These solids consist of molecules or atoms bonded through a non-polar covalent bond. There is a symmetrical distribution of electrons. Atoms or molecules are held together by weak dispersion forces or London forces.
- They are soft in nature.
- They are insulators of electricity.
- They have very low melting points
- Dispersion or London intermolecular forces are present.
- Examples; H2, CO2, CCl4, Cl2, etc.
Polar molecular solids
These solids are held together by polar covalent bonds, while the atoms/molecules are held together by relatively stronger dipole-dipole interactions.
- They are soft in nature.
- Most of them are gases or liquids at room temperature.
- They do not conduct electricity.
- They have high melting point than nonpolar molecular solids.
- Example: HCl, SO2, NH3, etc.
Hydrogen-bonded molecular solids
In these solids, molecules or atoms are held together by a strong hydrogen bond. The properties of hydrogen-bonded molecular solids are as follows:
- At room temperature and pressure, they exist as volatile liquids or soft solids.
- They don’t conduct electricity.
- Their boiling point is low. However, they have a higher boiling point and melting point than polar and non-polar molecular solids.
In these solids, the atoms of the same or different elements are connected by a covalent bond. A network of interconnected covalent bonds formed throughout the crystal results in the formation of a giant molecule.
- Covalent solids are hard. Diamond is the hardest naturally occurring substance.
- They are band conductors of electricity except for graphite.
- They have a high melting point.
- They have high heat of fusion.
- Example: diamond, calcium carbide, graphite, etc.
Constituent particles of metallic solids are metal atoms. Metal atoms have valence electrons that can be given or lost, resulting in positively charged particles in metallic solids. The available sea of electrons is spread throughout the crystal and can easily move around. So, the formation of metallic bonds is caused by the attractive force between positively charged ions and a sea of electrons.
- They are either soft or hard.
- They are lustrous in nature.
- Metalic solids are malleable and ductile.
- They are good conductors of heat and electricity.
- They have high melting and boiling point.
Amorphous solids or pseudo solids

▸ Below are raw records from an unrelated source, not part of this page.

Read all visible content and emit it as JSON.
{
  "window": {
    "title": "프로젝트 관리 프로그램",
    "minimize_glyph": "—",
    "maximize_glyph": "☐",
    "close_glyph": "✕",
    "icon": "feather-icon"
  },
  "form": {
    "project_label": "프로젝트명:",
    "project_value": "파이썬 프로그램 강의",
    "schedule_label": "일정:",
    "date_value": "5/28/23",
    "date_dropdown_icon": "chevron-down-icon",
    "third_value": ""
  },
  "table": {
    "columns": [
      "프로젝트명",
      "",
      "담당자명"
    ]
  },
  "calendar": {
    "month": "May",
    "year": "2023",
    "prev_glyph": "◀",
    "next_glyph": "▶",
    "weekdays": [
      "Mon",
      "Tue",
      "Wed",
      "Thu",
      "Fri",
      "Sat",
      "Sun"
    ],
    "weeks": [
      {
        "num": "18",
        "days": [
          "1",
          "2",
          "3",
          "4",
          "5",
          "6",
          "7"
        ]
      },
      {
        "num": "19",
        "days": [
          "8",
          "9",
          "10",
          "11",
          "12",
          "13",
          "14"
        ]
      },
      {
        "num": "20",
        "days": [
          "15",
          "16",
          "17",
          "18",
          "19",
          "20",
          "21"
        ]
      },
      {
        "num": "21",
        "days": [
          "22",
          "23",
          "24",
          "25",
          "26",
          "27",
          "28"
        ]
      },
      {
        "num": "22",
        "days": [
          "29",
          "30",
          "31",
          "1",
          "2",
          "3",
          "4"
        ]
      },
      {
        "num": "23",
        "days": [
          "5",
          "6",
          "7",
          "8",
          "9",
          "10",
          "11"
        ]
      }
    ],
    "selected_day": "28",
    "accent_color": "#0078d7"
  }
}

There is a random arrangement of the constituent particles in the amorphous solids. They are noncrystalline solids with no proper arrangement of atoms in the crystal lattice. They have the properties of rigidity and incompressibility to some extent only. These are not true solid. They lack a distinct geometrical form and have short-range order. Example: plastic rubber etc.
Properties of Amorphous solids

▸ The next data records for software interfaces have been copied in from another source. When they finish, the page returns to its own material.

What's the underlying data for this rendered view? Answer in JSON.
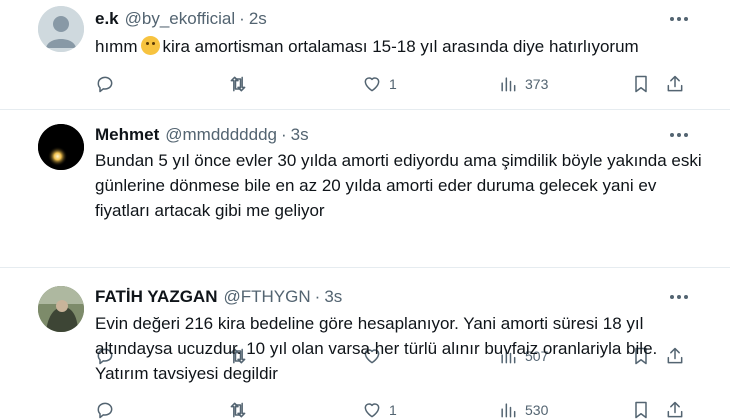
{
  "tweets": [
    {
      "name": "e.k",
      "handle": "@by_ekofficial",
      "time": "2s",
      "text_before": "hımm",
      "text_after": "kira amortisman ortalaması 15-18 yıl arasında diye hatırlıyorum",
      "emoji_icon": "face-with-monocle-emoji",
      "likes": "1",
      "views": "373"
    },
    {
      "name": "Mehmet",
      "handle": "@mmddddddg",
      "time": "3s",
      "text": "Bundan 5 yıl önce evler 30 yılda amorti ediyordu ama şimdilik böyle yakında eski günlerine dönmese bile en az 20 yılda amorti eder duruma gelecek yani ev fiyatları artacak gibi me geliyor",
      "likes": "",
      "views": "507"
    },
    {
      "name": "FATİH YAZGAN",
      "handle": "@FTHYGN",
      "time": "3s",
      "text": "Evin değeri 216 kira bedeline göre hesaplanıyor. Yani amorti süresi 18 yıl altındaysa ucuzdur. 10 yıl olan varsa her türlü alınır buvfaiz oranlariyla bile. Yatırım tavsiyesi degildir",
      "likes": "1",
      "views": "530"
    }
  ],
  "separator": "·",
  "colors": {
    "text": "#0f1419",
    "secondary": "#536471",
    "divider": "#e6ecf0"
  }
}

- The position of atoms or molecules is not fixed and varies from one solid to another.
- Amorphous solids have no definite geometry due to the random arrangement of atoms and molecules inside the solid lattice
- They have short-range orders. It means there is presence of a regular and periodic repeating pattern only for short distances.
- As they do not form crystalline structures and can flow, amorphous solids are also known as pseudo solids or supercooled liquids.
- Amorphous solids are isotropic. The physical properties such as refractive index, electrical conductivity, optical density, etc are the same in all directions.
- Because of their irregular packing, amorphous solids do not have a sharp melting point.
- They break into two pieces with irregular shapes by cutting with a sharp edge tool.
- Amorphous solids are unsymmetrical in nature.
- They do not have definite heat of fusion.
Some substances give an impression of being amorphous but reported to have very fine crystals. Those crystalline substances that resemble amorphous materials in appearance are polycrystalline solids.When crystals form, the neighboring crystals that are next to one interfere with that crystal’s normal growth, which results in the formation of large crystals by packing tiny crystals randomly. This causes the formation of polycrystalline substances. Metals and rocks are polycrystalline substances.
- West A. R. (2014). Solid state chemistry and its applications (Second edition student). John Wiley & Sons.